Interim advice from the Joint Committee on Vaccination and Immunisation (JCVI) to the government says residents and staff at care homes for older people, frontline health and social care workers, adults over 65 and people aged 16-64 in clinical risk groups should be offered a jab this autumn.
'Considerable uncertainty' remains over the likelihood, timing and severity of any future wave of COVID-19, the JCVI warned - but it confirmed that winter would pose the greatest threat to at-risk people.
Advice from the JCVI says the advice is 'interim' because of this uncertainty but can offer a basis for the NHS to plan rollout of the next phase of the vaccination programme.
JCVI COVID-19 vaccination chair Professor Wei Shen Lim said: 'Last year’s autumn booster vaccination programme provided excellent protection against severe COVID-19, including against the Omicron variant.

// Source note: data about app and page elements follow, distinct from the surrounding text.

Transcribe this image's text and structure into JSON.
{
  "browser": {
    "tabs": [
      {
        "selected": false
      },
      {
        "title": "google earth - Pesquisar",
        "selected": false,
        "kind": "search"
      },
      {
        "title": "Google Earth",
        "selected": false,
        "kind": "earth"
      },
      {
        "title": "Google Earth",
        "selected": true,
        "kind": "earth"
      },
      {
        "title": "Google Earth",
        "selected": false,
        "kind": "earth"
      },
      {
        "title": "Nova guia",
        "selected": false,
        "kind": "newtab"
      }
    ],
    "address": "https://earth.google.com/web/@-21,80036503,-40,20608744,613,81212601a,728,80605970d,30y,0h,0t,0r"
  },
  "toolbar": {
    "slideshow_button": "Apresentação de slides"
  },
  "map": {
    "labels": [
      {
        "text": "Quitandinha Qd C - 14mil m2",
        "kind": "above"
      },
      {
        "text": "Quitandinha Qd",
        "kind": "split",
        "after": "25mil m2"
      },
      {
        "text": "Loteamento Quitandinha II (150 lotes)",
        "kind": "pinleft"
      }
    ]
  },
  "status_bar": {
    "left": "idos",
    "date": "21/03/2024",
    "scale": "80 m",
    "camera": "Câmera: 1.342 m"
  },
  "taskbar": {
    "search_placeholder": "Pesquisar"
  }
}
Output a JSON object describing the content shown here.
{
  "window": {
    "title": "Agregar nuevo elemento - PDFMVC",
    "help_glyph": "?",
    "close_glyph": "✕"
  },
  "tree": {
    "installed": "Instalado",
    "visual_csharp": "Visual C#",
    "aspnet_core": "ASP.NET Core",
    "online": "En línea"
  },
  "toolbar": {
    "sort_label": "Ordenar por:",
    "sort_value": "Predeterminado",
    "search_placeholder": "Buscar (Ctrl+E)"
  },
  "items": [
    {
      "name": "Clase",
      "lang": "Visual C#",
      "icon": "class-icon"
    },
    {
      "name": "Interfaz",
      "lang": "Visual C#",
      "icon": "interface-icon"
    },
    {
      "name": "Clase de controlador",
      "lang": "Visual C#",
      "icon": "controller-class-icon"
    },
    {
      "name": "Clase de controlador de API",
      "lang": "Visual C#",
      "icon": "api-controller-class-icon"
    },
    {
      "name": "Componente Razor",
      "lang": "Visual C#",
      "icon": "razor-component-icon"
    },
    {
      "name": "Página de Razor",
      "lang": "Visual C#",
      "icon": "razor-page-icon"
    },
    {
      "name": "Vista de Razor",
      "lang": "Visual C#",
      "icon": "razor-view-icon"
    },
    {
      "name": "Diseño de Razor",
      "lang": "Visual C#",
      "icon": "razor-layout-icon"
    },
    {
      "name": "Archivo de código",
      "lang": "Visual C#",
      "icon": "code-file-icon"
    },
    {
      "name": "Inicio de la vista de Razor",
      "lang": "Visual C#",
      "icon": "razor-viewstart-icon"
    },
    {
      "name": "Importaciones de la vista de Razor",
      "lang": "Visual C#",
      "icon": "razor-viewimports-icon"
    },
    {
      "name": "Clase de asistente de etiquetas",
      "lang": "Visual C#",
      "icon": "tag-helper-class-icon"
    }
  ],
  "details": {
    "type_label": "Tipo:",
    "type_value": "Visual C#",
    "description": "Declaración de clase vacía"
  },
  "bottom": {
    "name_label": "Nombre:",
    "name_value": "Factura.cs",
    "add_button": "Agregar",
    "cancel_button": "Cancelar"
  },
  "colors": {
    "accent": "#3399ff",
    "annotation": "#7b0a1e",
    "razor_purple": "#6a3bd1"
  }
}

'We have provided interim advice on an autumn booster programme for 2022 so that the NHS and care homes are able to start the necessary operational planning, to enable high levels of protection for more vulnerable individuals and frontline healthcare staff over next winter. As we continue to review the scientific data, further updates to this advice will follow.'
The primary goal of an autumn 2022 booster campaign would be to boost population immunity and help prevent cases of severe disease and hospitalisations, the JCVI confirmed.
It cited evidence that throughout the pandemic, COVID-19 'has disproportionately affected those in older age groups, residents in care homes for older adults, and those with certain underlying health conditions, particularly those who are severely immunosuppressed'.
The committee is continuing to review the vaccination programme and is considering 'the timing and value of doses for less vulnerable older adults and those in clinical risk groups ahead of autumn 2022' - with final plans for the autumn campaign to be announced 'in due course'.
GPonline reported earlier this month that vaccination of children aged 5-11 had moved slowly, with just 6% of people in this age range having received a first dose of vaccine a month after rollout began.
Meanwhile, vaccine uptake among pregnant women has increased in recent months, but significant inequalities remain between women of different ethnicities and by deprivation.